Supplements » Irish Report 2021

Roundtable: The valuable Irish passport

A new partnership structure will boost the attraction of Irish real and private asset funds internationally, closing a gap with Luxembourg. Our panel of Ireland fund experts talks about this, plus anti-money laundering and CP86.

Irish_roundtable_Jun_2021

Lisa Kealy (Chair, Irish Funds Council, and Irish wealth and asset management leader, EY)
James McEvoy (Country executive, Ireland, Alter Domus)
Colm Callaly (Head of legal, Ireland, and global head of distribution legal, Amundi)
Conor Meehan (Managing director, Link Fund Solutions)

Funds Europe – Ireland’s ambition is to be a premier league player in the private assets industry and the introduction of the Irish Limited Partnership Act should aid this. What are the strengths of this piece of legislation and how will it aid Ireland’s ambition?

Lisa Kealy, Irish Funds – If we look at where we are today, I’d say Ireland is a leading domicile for alternative investment funds [AIFs] in Europe, with about 17 of the top 20 asset managers already located here and approximately 40% of the world’s AIFs assets administered in Ireland. The ILP, which is an enhanced partnership vehicle, will aid our position.

It has been modelled on popular partnership vehicles elsewhere and is a huge piece of good news for our industry in that it solidifies our position as a base for real assets and private assets, and will enable Ireland to enhance our position as a green financing centre for renewable energy, energy efficiency, carbon capital and climate transition finance projects.

James McEvoy, Alter Domus – The structure is ideal for private asset funds.
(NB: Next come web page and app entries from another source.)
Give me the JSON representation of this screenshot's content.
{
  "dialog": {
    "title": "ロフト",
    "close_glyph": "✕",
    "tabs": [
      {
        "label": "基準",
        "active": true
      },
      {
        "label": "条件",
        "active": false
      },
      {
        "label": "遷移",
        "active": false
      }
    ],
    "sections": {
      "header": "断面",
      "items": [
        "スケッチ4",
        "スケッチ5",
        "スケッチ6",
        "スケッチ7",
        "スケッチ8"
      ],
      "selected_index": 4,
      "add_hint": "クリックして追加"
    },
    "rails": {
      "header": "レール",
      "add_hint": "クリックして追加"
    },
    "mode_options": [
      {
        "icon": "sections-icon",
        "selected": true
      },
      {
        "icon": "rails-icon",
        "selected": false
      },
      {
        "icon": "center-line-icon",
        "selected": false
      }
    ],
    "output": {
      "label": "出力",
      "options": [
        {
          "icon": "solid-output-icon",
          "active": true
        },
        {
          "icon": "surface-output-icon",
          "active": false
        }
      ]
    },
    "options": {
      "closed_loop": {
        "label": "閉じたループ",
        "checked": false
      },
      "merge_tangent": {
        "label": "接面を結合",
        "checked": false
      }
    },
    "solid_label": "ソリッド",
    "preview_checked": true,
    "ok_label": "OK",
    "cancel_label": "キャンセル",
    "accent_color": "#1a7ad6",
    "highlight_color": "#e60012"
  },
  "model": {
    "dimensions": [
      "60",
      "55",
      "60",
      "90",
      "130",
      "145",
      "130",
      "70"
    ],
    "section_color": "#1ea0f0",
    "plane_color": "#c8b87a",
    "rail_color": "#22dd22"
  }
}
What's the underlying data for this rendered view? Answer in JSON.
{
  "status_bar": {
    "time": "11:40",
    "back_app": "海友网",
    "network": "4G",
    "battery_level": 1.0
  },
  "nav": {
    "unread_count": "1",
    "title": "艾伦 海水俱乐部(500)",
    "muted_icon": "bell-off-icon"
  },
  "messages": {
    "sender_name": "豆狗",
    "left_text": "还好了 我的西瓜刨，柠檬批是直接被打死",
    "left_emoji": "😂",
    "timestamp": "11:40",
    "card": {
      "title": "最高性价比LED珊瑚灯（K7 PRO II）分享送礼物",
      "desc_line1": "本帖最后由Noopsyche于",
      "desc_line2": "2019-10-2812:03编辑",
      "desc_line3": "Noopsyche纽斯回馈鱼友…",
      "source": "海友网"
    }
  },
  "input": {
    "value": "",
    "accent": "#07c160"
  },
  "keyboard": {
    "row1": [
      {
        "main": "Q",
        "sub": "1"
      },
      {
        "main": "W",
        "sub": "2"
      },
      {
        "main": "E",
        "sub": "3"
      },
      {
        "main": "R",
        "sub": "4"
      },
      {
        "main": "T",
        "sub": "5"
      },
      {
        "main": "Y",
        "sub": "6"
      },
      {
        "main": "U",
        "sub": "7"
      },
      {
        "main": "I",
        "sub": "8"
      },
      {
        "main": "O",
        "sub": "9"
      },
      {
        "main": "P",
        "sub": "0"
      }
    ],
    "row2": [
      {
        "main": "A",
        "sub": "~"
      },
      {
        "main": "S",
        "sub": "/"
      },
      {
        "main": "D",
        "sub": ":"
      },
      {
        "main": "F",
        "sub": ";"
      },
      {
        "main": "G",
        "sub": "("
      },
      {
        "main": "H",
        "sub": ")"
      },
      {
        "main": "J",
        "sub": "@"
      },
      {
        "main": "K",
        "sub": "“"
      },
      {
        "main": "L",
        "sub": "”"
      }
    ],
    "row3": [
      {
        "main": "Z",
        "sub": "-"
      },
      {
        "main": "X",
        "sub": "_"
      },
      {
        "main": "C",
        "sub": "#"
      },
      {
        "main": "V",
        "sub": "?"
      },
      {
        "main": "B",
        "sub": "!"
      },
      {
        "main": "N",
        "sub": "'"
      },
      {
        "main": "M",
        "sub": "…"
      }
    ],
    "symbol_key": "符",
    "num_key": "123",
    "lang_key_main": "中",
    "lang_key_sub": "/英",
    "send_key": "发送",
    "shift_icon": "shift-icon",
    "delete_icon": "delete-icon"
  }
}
It is a capitalised LP/GP structure that investors are familiar with and it exists as a regulated AIF with access to investors across the European Economic Area. The original ILP, which was brought about in the 1990s, had some limitations that have been apparent through limited take-up over the years, so these enhancements now give us a fit-for-purpose partnership regime.

Particularly there have been improvements to ‘safe harbour’ rules around which actions LPs can take without being considered as part of the management of an ILP. There is the ability to operate umbrella funds with an ILP, so you can have segregated sub-funds within the partnership structure.

You can now also change the terms of the limited partnership agreement with majority consent as opposed to unanimous consent. This suits market requirements better.

Colm Callaly, Amundi – We have done a detailed comparative analysis now of the two leading jurisdictions based on the innovations introduced by the ILP 2020 Act. We see it as a levelling-up of Ireland versus Luxembourg.

I think today there are approximately six ILPs compared to around 2,000 in Luxembourg; we expect that number in Ireland to increase dramatically over the next few years. Our real assets team in Paris now regard the differences between the two regimes as being minimal and it’s primarily down to investor choice and investor appetite for particular types of vehicles.

Conor Meehan, Link Fund Solutions – Ireland has good experience in LP accounting and structures from a service-provider point of view. If you go back even to the late 1990s/early 2000s, Delaware LPs were quite common in hedge fund administrators, so some service providers would have sound experience and good systems around this.

Also, if all the service providers are already approved, the time to market under the 24-hour authorisation process should be a real positive for those able to do this. The AIFM can also avail of the pan EU-market using passporting.

The fact that we have this structure now means that asset managers in other common law countries, who are used to the ILP concept – such as the US, UK and Hong Kong – could be interested in an EU product which should play into Ireland’s strength and ambition around private assets.

McEvoy – Important clarity has also been brought to regulation for closed-ended funds, not solely focused on the ILP but across the suite of fund products in Ireland. This allows greater flexibility around how investors come into funds, such as investor tranching, and also GP carry, in line with the market. Again, these were the sorts of issues that when you got down and deep into discussions on potentially using Irish fund structures, this is where some of the challenges lay and a lot of those challenges are now cleared.